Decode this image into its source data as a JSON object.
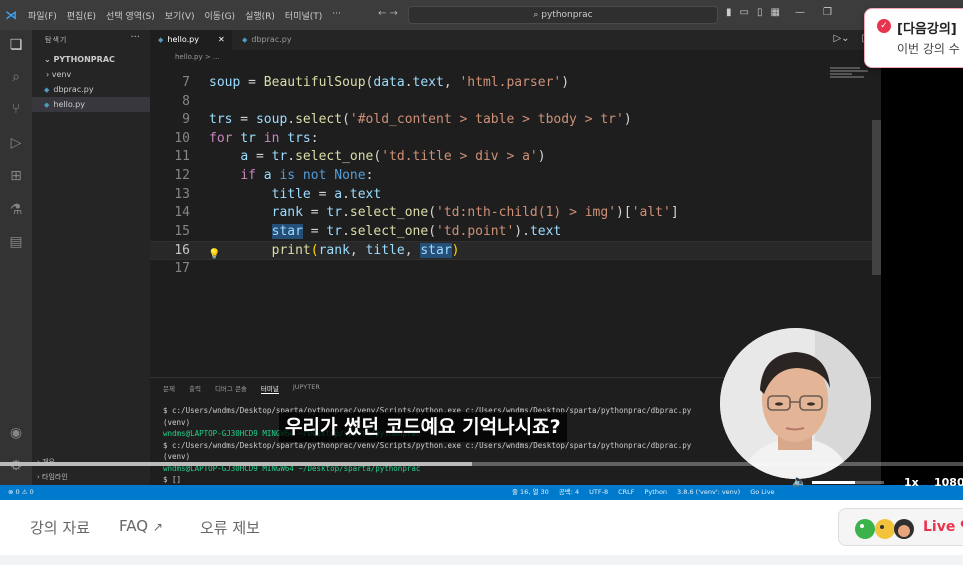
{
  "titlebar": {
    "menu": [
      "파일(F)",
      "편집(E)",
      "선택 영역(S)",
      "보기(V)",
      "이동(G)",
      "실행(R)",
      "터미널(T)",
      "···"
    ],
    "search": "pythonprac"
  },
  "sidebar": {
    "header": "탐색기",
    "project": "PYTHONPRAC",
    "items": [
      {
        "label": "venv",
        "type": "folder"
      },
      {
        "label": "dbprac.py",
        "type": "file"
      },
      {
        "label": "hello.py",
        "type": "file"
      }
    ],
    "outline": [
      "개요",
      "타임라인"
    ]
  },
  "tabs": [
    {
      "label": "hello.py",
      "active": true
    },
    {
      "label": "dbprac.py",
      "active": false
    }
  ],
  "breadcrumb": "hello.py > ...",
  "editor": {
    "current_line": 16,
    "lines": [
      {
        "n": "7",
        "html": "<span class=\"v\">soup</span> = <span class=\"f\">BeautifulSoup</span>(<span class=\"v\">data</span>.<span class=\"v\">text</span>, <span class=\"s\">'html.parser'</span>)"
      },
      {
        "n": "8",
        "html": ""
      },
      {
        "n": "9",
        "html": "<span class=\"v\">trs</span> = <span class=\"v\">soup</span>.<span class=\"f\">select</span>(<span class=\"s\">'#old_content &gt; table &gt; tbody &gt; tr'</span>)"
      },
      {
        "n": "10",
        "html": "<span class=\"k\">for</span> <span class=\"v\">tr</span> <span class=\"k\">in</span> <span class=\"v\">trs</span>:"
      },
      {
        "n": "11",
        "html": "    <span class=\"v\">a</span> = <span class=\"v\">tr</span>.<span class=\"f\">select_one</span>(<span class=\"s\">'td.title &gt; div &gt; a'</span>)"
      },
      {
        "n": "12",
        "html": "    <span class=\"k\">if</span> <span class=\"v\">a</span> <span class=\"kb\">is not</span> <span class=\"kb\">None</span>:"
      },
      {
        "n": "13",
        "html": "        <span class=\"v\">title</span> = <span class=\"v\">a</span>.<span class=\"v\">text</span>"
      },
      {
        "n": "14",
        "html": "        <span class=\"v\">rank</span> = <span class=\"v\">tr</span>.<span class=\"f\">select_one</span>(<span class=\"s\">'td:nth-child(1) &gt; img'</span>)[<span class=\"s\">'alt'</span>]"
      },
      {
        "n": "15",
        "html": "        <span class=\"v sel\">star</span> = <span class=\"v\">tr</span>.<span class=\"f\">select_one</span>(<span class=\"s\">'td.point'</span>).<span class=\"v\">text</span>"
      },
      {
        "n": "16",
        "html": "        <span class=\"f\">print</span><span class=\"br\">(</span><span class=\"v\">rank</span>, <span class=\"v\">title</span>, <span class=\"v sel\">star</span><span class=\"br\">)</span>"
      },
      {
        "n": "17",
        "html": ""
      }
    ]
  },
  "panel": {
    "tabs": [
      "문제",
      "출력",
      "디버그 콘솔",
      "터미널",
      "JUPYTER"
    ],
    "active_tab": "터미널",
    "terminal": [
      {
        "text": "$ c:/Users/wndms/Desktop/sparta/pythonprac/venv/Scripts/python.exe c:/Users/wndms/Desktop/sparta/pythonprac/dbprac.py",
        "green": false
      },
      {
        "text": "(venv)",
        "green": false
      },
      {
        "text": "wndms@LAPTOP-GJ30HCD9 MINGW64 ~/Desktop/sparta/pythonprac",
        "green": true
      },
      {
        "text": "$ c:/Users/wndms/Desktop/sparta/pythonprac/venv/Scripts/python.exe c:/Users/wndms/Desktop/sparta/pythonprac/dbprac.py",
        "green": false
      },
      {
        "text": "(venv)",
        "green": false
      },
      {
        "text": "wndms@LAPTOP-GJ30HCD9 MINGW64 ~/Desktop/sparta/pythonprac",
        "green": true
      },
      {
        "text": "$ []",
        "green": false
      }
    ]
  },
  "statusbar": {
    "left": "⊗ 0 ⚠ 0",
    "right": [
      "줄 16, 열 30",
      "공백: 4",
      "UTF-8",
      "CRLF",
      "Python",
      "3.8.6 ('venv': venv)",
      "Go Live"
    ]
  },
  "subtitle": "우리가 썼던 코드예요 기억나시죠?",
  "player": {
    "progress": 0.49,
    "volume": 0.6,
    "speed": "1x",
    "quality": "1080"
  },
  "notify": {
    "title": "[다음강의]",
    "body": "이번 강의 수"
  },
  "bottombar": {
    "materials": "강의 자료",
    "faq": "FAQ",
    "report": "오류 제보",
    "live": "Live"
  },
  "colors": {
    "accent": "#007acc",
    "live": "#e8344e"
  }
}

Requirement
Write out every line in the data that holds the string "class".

Result of the exercise
        "html": "<span class=\"v\">soup</span> = <span class=\"f\">BeautifulSoup</span>(<span class=\"v\">data</span>.<span class=\"v\">text</span>, <span class=\"s\">'html.parser'</span>)"
        "html": "<span class=\"v\">trs</span> = <span class=\"v\">soup</span>.<span class=\"f\">select</span>(<span class=\"s\">'#old_content &gt; table &gt; tbody &gt; tr'</span>)"
        "html": "<span class=\"k\">for</span> <span class=\"v\">tr</span> <span class=\"k\">in</span> <span class=\"v\">trs</span>:"
        "html": "    <span class=\"v\">a</span> = <span class=\"v\">tr</span>.<span class=\"f\">select_one</span>(<span class=\"s\">'td.title &gt; div &gt; a'</span>)"
        "html": "    <span class=\"k\">if</span> <span class=\"v\">a</span> <span class=\"kb\">is not</span> <span class=\"kb\">None</span>:"
        "html": "        <span class=\"v\">title</span> = <span class=\"v\">a</span>.<span class=\"v\">text</span>"
        "html": "        <span class=\"v\">rank</span> = <span class=\"v\">tr</span>.<span class=\"f\">select_one</span>(<span class=\"s\">'td:nth-child(1) &gt; img'</span>)[<span class=\"s\">'alt'</span>]"
        "html": "        <span class=\"v sel\">star</span> = <span class=\"v\">tr</span>.<span class=\"f\">select_one</span>(<span class=\"s\">'td.point'</span>).<span class=\"v\">text</span>"
        "html": "        <span class=\"f\">print</span><span class=\"br\">(</span><span class=\"v\">rank</span>, <span class=\"v\">title</span>, <span class=\"v sel\">star</span><span class=\"br\">)</span>"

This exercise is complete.